Previous studies had already shown that some medieval manuscripts provide organic recollections of verse romance novels which contemplate individual works as parts of an integrate narrative system. Essentially, novels fit into books which partially approximate the modern organic idea of a literary genre. Indeed, not only these manuscripts just include similar works belonging to the very same kind, but also they range them in a peculiar order, which reflects the idea of a macro-narrative.
The selection of the contents typically shows a peculiar rationale, the overlapping of subjects and topics being rare and occasional. Manuscripts just devoted to a single novel are not so common, and equally rare are those in which novels coexist with literary works of other kinds. Accordingly, the manuscript tradition of the verse romance novel approximates the idea of an integrate and potentially independent literary genre.
Azzam, W. – Collet, O. – Foer Janssens, Y. 2005
Les manuscrits littéraires français: Pour une sémiotique du
recueil médiéval, in «Revue belge de philologie et d’histoire» (Langues et littératures modernes – Moderne taal en litterkunde) 83, 3, pp. 639-669.
Busby, K. 2007
Post-Chrétien Verse Romance. The Manuscript Context, in «Cahiers de Recherches Médiévales et Humanistes», 14, pp. 11-24.
Busby, K. 2002
Codex and Context. Reading Old French Verse Narrative in Manuscript, Amsterdam-New York, Rodopi.
Calvino, I. 1988
Six Memos for the Next Millennium, Cambridge (MA), Harvard University Press, 1988.
Carrière, J. C. – Eco, U. 2009
N’espérez pas vous débarrasser des livres, Paris, Grasset (italian translation: Non sperate di liberarvi dei libri, Milano, Bompiani).
Gingras, F. 2007
Roman contre roman dans l’organisation du manuscrit du Vatican, Regina Latina 1725, in «Babel» 16, pp. 61-80.
Kelly, D. 2006
Arthurian Verse Romance in the Twelfth and Thirteenth Centuries, chapter X of The Arthur of the French. The Arthurian Legend in Medieval French and Occitan Literature, ed. by G. Burgess and K. Pratt, Cardiff, The University of Wales Press, pp. 393-460.
Middleton, R. 2006
The manuscripts, chapter I of The Arthur of the French, ed. by G. Burgess and K. Pratt, Cardiff, The University of Wales Press, pp. 8-92.
Moretti, F. 1994
Opere mondo: saggio sulla forma epica dal Faust a Cent’anni di solitudine, Torino, Einaudi.
Nixon, T. 1993
Romance Collections and the Manuscripts of Chrétien de Troyes, in Les Manuscripts de Chrétien de Troyes, ed. by K. Busby – T. Nixon – A. Stones – L. Walters, Amsterdam, Rodopi, I, pp. 17-25.
Catalogue of Manuscripts, in Les Manuscripts de Chrétien de Troyes, ed. by K. Busby – T. Nixon – A. Stones – L. Walters, Amsterdam, Rodopi, II, pp. 1-85.
Trachsler, R. 1994
Le recueil Paris, BN fr. 12603, in «Cultura Neolatina», 54, pp. 189–211.
Walters, L. 2006
Manuscript Compilations of Verse Romances, c. XI of The Arthur of the French.
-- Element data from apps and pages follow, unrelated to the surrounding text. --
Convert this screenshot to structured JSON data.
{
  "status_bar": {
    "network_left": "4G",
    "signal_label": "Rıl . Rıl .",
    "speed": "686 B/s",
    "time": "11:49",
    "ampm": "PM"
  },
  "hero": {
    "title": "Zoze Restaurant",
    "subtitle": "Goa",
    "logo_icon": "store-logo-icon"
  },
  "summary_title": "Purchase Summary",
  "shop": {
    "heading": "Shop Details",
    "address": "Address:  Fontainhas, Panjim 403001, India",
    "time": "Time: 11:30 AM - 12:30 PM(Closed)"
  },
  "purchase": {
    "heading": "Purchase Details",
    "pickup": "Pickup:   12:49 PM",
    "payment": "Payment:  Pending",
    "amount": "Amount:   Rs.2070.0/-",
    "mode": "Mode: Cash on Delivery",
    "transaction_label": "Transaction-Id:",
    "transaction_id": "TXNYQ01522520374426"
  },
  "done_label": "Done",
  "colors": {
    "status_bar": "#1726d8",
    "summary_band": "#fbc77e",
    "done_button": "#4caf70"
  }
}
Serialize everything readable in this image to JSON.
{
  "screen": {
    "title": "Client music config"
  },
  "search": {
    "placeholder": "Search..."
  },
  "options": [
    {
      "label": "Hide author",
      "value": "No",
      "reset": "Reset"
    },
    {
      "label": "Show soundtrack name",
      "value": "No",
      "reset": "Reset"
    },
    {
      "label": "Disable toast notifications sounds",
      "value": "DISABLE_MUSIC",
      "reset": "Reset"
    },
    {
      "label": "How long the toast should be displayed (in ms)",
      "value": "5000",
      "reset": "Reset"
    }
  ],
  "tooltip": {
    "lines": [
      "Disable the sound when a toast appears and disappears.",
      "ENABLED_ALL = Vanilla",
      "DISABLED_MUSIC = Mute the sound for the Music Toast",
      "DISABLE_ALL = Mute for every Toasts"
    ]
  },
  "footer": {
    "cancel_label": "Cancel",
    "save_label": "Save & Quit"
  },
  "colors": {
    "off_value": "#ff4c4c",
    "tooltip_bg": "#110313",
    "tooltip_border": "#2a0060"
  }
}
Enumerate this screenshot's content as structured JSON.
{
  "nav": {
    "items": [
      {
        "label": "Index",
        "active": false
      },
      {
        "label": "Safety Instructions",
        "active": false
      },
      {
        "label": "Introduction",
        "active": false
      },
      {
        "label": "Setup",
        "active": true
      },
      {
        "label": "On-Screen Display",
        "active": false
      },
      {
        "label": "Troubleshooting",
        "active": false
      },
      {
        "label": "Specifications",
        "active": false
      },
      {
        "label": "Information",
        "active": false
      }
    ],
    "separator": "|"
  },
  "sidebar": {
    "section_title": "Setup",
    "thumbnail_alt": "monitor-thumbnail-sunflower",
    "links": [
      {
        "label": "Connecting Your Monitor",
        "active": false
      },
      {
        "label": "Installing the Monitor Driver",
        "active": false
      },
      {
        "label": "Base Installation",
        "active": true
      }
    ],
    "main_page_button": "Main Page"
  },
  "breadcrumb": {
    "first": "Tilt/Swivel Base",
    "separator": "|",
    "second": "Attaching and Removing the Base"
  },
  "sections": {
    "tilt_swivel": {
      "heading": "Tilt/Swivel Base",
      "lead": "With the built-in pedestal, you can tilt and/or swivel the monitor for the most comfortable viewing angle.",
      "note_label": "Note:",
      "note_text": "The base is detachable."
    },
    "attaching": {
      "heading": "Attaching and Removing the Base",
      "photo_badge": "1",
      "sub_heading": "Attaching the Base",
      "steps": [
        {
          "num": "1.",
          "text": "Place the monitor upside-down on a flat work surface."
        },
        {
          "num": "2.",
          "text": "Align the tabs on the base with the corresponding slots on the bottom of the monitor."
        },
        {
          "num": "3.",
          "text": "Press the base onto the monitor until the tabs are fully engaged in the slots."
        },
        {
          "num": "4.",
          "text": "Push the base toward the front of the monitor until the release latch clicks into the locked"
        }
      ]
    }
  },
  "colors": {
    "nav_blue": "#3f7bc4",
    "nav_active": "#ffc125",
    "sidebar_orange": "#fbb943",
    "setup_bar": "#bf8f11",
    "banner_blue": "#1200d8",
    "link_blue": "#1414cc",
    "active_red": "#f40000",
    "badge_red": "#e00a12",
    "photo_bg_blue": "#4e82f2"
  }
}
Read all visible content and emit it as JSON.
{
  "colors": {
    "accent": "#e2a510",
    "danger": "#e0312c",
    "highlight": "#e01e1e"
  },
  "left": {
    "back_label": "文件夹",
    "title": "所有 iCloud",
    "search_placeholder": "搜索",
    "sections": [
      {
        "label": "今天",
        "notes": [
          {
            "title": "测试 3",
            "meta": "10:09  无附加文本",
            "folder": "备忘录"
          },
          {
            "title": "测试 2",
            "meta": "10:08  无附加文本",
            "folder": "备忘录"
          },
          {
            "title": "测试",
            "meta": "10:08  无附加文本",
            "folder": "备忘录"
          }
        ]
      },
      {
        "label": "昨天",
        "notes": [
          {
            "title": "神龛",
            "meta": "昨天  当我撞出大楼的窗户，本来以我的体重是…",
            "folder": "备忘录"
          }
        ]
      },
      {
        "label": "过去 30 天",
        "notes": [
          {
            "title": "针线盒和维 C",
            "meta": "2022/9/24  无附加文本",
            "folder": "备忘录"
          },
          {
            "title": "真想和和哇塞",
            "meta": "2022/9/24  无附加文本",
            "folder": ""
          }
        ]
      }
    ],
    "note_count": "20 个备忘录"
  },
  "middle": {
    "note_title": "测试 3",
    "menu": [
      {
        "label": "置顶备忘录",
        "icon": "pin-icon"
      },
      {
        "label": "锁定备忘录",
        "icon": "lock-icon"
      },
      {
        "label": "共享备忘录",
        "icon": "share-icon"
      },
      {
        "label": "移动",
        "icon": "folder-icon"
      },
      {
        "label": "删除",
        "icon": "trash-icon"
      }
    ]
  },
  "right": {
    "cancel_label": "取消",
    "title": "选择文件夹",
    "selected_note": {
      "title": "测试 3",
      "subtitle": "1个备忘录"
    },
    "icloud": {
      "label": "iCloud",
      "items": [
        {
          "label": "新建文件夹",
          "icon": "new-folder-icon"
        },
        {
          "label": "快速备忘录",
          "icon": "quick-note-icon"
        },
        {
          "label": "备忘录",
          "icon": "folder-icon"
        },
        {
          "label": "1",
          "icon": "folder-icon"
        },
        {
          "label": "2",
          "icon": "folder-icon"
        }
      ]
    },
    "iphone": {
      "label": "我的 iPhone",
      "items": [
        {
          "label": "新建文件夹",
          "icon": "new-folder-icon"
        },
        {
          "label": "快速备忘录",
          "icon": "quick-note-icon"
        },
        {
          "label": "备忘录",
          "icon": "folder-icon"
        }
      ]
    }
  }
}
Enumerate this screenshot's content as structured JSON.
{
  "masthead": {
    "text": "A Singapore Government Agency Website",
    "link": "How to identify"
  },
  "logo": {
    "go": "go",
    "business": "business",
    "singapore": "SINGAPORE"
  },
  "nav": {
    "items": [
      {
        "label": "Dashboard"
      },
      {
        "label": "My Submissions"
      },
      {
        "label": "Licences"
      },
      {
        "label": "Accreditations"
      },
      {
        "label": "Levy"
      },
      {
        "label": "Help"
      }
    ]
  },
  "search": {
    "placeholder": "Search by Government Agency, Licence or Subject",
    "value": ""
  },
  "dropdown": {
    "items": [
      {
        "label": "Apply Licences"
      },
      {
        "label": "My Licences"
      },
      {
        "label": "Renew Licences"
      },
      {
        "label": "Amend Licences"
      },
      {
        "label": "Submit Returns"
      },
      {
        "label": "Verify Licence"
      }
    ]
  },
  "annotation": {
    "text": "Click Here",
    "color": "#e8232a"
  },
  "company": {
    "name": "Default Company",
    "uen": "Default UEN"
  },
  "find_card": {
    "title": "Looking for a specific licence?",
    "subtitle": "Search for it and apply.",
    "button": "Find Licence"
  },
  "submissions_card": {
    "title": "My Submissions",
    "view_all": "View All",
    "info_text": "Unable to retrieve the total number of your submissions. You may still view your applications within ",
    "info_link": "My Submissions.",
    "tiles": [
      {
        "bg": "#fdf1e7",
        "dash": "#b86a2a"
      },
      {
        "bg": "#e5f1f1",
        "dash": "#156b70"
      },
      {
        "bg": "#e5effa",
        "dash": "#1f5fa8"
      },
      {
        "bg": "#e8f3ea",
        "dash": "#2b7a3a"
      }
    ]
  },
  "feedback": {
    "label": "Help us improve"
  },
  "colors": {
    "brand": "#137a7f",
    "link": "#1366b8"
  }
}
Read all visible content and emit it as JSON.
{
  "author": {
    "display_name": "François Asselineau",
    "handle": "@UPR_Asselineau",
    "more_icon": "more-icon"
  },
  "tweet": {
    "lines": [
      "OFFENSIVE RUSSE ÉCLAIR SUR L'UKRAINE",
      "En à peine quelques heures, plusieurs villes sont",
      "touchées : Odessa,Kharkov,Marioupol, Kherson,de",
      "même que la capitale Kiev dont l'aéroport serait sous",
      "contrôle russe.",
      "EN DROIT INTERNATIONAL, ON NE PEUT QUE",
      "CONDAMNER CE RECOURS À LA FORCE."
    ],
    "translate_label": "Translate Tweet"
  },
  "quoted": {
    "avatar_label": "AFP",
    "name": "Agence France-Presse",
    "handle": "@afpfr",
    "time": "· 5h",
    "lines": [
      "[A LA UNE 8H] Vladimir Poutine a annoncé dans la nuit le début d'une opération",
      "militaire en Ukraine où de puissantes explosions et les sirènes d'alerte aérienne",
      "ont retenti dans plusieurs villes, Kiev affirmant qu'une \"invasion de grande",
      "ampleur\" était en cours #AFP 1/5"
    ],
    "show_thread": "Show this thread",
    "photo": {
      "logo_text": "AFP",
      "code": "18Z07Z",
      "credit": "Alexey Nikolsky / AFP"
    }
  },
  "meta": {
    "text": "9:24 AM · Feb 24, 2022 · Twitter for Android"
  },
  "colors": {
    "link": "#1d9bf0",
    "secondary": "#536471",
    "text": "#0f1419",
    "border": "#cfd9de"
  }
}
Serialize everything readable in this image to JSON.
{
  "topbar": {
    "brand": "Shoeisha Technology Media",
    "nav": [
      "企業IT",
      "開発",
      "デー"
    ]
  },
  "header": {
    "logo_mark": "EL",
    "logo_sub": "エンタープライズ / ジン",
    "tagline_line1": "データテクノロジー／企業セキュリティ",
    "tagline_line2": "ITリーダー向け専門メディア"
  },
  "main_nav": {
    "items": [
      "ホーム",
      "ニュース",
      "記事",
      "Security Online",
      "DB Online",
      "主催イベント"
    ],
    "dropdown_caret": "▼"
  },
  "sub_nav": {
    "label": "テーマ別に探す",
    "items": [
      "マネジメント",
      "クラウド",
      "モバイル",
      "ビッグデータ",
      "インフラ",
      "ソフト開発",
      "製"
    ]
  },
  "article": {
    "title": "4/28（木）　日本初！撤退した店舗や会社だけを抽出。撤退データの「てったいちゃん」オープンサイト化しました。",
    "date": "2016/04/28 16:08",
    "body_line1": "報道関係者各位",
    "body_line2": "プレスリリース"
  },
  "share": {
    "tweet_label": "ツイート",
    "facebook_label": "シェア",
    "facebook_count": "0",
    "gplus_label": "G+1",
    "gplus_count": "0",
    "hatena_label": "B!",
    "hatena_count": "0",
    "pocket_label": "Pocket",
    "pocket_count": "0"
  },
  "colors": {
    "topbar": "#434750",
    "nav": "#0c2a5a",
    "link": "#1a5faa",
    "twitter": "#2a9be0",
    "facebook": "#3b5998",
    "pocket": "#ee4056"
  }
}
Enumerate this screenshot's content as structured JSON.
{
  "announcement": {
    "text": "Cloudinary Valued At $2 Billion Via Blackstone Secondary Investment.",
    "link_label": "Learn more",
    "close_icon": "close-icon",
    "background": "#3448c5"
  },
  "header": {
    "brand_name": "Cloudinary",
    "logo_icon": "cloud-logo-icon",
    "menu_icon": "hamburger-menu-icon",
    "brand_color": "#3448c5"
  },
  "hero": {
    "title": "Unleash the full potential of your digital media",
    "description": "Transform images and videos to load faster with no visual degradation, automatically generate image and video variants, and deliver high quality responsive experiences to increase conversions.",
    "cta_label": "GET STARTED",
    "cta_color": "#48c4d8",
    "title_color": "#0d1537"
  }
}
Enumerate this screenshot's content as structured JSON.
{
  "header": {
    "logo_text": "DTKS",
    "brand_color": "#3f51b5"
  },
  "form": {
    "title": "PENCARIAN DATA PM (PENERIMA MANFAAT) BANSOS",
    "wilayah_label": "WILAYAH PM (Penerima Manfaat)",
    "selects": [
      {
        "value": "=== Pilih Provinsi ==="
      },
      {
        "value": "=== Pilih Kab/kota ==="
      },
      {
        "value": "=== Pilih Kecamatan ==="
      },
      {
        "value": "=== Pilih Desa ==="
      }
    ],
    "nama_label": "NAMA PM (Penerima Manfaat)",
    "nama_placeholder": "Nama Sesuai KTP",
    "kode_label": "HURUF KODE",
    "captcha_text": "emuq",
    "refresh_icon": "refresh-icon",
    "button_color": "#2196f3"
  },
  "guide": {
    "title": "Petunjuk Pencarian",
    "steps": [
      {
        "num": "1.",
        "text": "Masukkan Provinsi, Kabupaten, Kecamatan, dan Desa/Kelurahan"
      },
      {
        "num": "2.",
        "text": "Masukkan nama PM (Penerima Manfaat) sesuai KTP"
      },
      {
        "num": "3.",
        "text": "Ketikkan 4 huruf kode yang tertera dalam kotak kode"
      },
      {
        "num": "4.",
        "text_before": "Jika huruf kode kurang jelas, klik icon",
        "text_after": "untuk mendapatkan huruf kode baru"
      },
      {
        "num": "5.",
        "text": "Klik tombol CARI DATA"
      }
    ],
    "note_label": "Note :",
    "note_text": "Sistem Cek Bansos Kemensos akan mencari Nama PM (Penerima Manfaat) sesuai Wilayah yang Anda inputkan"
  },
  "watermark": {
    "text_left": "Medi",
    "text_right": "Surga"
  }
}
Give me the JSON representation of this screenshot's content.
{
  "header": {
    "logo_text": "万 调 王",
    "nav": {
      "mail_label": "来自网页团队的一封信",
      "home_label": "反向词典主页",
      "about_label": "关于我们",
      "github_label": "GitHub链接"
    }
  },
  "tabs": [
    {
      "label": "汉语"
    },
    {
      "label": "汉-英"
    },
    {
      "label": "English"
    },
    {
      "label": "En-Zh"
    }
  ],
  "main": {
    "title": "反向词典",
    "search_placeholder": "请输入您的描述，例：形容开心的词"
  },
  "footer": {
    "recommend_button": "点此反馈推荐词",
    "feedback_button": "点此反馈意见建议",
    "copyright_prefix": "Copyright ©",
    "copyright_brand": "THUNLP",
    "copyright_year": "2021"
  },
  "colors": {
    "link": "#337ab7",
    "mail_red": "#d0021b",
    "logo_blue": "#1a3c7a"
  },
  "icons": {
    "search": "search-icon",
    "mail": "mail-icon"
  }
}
The Arthurian Legend in Medieval French and Occitan Literature, ed. by G. Burgess and K. Pratt, Cardiff, The University of Wales Press, pp. 461-487.
Walters, L. 1985
Le Rôle du scribe dans l’organisation des manuscrits des romans de Chrétien de Troyes, in «Romania», 106, pp. 303-25.
Walters, L. 1991
Paris, Bibliothèque Nationale, fonds français, MS 1433: The Creation of a Super Romance, «The Arthurian Yearbook», 1, pp. 3-25.
Walters, L. 2006
The Formation of a Gauvain Cycle in Chantilly MS 472, in «Neophilologus», 78 (1994), pp. 29-43 (then in Gawain: A Casebook, ed. by R. H. Thompson and K Busby, New York-London, Routledge (Arthurian Characters and Themes), p. 157-172.
Walters, L. 1994
Chantilly MS 472 as a Cyclic Work, in Cyclification: The Development of Narrative Cycles in the Chansons de Geste and the Arthurian Romances, ed. by B. Besamusca et al., Amsterdam, Royal Netherlands Academy of Arts and Sciences, pp. 135-39.